CMO.com: Can you give me an example of how analytics plays a role in helping you shape decisions?

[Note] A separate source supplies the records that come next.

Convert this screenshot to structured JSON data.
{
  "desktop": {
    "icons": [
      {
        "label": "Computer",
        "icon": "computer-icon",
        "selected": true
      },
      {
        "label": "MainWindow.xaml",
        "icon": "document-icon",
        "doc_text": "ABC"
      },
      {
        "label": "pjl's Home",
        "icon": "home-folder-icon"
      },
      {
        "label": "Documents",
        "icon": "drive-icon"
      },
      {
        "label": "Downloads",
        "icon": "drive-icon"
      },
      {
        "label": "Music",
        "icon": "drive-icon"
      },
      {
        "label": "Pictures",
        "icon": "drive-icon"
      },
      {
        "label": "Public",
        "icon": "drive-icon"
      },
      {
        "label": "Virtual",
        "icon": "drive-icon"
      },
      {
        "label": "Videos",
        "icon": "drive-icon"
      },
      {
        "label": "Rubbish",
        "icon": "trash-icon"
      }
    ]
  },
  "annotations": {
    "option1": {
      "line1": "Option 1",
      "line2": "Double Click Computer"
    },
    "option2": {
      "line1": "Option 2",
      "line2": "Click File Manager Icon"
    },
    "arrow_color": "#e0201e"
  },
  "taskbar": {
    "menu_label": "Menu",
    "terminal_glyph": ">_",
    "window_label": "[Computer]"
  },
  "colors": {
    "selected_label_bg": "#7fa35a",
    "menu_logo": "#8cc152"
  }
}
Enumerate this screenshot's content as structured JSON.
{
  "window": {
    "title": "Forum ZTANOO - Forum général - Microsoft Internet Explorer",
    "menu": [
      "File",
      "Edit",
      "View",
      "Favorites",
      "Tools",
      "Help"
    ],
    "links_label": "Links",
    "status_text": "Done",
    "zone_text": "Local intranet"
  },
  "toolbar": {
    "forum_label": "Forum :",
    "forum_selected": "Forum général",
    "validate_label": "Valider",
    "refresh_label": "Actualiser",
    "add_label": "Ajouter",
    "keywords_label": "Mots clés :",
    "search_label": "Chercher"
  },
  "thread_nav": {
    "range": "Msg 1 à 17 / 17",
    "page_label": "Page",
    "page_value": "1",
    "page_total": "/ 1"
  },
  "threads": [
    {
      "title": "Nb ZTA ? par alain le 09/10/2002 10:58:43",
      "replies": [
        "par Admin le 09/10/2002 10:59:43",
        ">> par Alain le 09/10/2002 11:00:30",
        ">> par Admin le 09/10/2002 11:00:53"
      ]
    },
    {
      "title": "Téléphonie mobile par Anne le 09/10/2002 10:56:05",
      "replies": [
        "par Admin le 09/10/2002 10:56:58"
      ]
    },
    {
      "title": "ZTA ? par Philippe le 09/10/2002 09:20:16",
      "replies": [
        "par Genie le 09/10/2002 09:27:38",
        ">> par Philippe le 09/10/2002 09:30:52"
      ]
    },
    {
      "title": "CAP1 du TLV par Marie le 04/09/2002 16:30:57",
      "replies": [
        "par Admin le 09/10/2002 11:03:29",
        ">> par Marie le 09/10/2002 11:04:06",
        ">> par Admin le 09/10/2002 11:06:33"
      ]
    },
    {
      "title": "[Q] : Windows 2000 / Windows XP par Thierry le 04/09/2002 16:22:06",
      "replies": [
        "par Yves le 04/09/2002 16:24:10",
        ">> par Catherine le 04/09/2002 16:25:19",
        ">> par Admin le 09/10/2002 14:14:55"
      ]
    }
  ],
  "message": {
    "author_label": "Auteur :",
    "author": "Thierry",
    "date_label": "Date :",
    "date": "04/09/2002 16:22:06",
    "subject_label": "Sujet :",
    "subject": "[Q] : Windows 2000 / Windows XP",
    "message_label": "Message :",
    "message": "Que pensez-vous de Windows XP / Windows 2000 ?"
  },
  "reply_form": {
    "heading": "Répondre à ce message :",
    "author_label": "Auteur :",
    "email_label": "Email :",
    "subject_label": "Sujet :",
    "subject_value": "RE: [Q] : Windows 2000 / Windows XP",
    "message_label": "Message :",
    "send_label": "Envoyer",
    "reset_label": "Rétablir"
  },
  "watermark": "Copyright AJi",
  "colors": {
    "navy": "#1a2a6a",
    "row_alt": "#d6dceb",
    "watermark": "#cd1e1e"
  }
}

Payne: As mentioned before, our live events are an important part of our strategy to bring our brand to life. In addition to allowing people to directly buy-in to these events, we also encourage less wealthy players to try and qualify for a seat at a main event through online satellites, as these have a lower entry price. So, for example, a player may enter a $50 tournament online against other players and win a ticket to a $5,000 seat live event. However, these online qualifiers are perceived by regular live event players who buy into the events directly to be less skilled, and so events with a high number of qualifiers attract more direct buy-ins. Sometimes we supplement the online qualifier games with marketing funds to encourage more players to participate—for example, by guaranteeing a minimum number of seats that can be won for a particular tournament, even if not enough qualifiers participate to cover the seat cost. In this example, analysis is essential to understand a number of factors that will determine overall success: how many players can be encouraged to qualify; how much will that cannibalize other online poker games; how much should we supplement the online qualifier prizes in order to increase the total qualifiers at an event, in order to attract more direct buy-ins? Thankfully, as an online business, all this information is available for analysis and modeling, and has, in turn, helped us break some new records recently in event participation.